Being the movie I most wanted to watch at this film festival, The Lighthouse surpassed all the expectations I had, becoming one of my favorite movies of the year. The hype is indeed real and what Robert Eggers did in his latest film is everything that made me want to study and work with film. With a 1:1 aspect ratio and a beautifully sinister black and white cinematography, The Lighthouse tells the story of two men who go to spend four weeks working on a lighthouse. As the night approaches and the liquor flows, reality starts to fade away when one of them starts to experience hallucinations.

More than a film about two isolated men going crazy, The Lighthouse is a horror movie open to several interpretations. It plays with several tropes such as ghosts, doppelgangers and mythological creatures. It reminded me a lot of Ingmar Bergman’s Hour of the Wolf, not only in terms of format but also storytelling. However, instead of focusing on personal demons, Eggers embraces madness and old sailor stories to create a beautiful film about fear and chaos. William Dafoe and Robert Pattinson are superb, and more incredible than the direction and cinematography is probably the sound, which I believe is almost a character in the film. I don’t know if the volume of the theater I’ve watched was louder than it was supposed to be but the sound of the wind, the waves, and the lighthouse’s horn was so loud that made the seats vibrate, making the experience even more intimidating.
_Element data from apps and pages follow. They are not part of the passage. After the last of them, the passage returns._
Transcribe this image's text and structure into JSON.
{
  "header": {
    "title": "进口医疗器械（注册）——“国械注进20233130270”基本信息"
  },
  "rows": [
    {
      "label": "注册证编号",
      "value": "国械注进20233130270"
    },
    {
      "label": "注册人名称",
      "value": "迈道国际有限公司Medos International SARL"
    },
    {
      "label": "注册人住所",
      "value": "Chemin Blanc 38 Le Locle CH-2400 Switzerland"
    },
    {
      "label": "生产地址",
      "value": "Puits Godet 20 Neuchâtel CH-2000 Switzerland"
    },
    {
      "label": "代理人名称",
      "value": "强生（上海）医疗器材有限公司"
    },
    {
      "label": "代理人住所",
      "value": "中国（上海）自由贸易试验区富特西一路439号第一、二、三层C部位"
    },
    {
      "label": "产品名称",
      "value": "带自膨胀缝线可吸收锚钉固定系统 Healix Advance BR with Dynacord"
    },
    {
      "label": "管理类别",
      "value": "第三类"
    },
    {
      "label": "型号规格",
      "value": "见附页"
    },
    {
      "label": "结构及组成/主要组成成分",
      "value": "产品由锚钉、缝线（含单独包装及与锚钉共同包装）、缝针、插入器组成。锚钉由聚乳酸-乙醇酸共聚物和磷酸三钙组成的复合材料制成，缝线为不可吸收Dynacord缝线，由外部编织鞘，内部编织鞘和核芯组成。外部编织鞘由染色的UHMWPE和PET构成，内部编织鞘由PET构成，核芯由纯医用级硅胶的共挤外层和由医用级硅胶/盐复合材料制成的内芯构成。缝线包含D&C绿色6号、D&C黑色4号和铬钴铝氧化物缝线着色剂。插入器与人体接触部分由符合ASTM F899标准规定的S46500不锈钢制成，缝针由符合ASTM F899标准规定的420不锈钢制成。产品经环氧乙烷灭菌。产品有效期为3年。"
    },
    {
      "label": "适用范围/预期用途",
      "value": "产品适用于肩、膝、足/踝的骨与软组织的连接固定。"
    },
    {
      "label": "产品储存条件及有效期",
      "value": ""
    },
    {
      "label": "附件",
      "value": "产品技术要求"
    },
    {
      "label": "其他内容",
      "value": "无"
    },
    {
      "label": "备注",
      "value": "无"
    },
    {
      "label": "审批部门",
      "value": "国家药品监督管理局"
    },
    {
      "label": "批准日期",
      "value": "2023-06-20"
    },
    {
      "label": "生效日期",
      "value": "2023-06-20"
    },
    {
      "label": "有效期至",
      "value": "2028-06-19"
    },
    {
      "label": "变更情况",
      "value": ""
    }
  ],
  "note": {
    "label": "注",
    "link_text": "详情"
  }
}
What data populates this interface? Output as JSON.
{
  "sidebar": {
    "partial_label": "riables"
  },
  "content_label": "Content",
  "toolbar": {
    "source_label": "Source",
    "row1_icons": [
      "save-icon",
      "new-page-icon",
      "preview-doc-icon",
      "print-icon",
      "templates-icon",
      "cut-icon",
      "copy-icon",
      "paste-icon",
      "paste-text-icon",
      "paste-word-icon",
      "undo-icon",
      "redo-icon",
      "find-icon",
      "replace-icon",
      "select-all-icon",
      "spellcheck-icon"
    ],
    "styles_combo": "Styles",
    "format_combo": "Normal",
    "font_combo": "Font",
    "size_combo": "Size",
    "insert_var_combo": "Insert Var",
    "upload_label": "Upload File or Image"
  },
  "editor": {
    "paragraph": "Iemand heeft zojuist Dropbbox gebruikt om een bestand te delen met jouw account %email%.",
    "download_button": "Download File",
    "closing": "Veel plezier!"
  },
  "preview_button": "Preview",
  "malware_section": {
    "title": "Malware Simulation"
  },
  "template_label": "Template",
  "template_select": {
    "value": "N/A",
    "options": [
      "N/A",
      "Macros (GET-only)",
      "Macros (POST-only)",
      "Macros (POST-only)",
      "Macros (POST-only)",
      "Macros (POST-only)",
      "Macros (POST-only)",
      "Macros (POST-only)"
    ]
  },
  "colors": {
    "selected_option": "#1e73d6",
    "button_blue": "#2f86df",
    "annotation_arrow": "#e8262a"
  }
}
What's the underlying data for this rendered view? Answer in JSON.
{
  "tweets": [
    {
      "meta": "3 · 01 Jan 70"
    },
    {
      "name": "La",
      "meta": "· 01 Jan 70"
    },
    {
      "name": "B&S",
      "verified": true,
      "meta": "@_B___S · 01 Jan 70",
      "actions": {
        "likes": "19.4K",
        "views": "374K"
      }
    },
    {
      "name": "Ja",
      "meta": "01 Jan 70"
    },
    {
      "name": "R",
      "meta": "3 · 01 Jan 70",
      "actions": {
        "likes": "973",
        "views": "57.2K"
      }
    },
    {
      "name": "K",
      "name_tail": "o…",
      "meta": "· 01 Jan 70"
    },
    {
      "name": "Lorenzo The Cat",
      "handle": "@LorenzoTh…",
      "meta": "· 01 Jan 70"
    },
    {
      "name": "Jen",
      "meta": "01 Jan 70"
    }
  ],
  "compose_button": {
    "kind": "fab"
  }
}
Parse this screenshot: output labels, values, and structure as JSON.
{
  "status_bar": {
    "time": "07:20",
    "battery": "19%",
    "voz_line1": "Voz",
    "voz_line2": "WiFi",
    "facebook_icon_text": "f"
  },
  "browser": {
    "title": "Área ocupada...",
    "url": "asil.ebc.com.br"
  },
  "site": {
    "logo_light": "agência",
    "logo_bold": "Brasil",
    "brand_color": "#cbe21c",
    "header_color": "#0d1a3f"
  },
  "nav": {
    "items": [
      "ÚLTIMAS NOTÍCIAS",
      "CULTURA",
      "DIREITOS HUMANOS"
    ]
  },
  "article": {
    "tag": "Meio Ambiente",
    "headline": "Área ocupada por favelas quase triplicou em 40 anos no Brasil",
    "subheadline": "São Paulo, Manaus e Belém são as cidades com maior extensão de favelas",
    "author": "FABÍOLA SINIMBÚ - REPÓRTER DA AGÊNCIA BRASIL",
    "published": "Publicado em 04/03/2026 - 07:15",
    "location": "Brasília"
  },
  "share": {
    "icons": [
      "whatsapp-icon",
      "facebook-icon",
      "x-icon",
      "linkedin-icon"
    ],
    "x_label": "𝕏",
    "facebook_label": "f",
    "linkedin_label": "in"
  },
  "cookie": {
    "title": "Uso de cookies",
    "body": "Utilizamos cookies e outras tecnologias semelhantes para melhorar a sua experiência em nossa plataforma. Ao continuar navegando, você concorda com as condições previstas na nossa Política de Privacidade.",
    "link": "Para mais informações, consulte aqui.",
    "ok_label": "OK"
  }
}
All of that with the outstanding minimalistic soundtrack by Mark Korven. ★★★★★

Movies in order of preference so far:
01. “The Lighthouse” by Robert Eggers
02.
 “Parasite” by Bong Joon-ho
03. “Synonyms” by Nadav Lapid
04. “The Painted Bird” by Vaclav Marhoul
05. “Frankie” by Ira Sach
06. “Swallow” by Carlo Mirabella-Davis.
07. “Oleg” by Juris Kursietis
08. “Young Ahmed” by Jean-Pierre and Luc Dardenne
09. “The Spell” by Brendan Walter
10. “The Report” by Scott Z. Burns
11. “It Must Be Heaven” by Elia Suleiman
12. “A White, White Day” by Hylmur Pálmason
13. “Sibyl” by Justine Triet
14. “The True Story of the Kelly Gang” by Justin Kurzel
15. “Echo” by Rúnar Rúnarsson
16. “Tremors” by Jayro Bustamante
17. “The Waiter” by Steve Krikris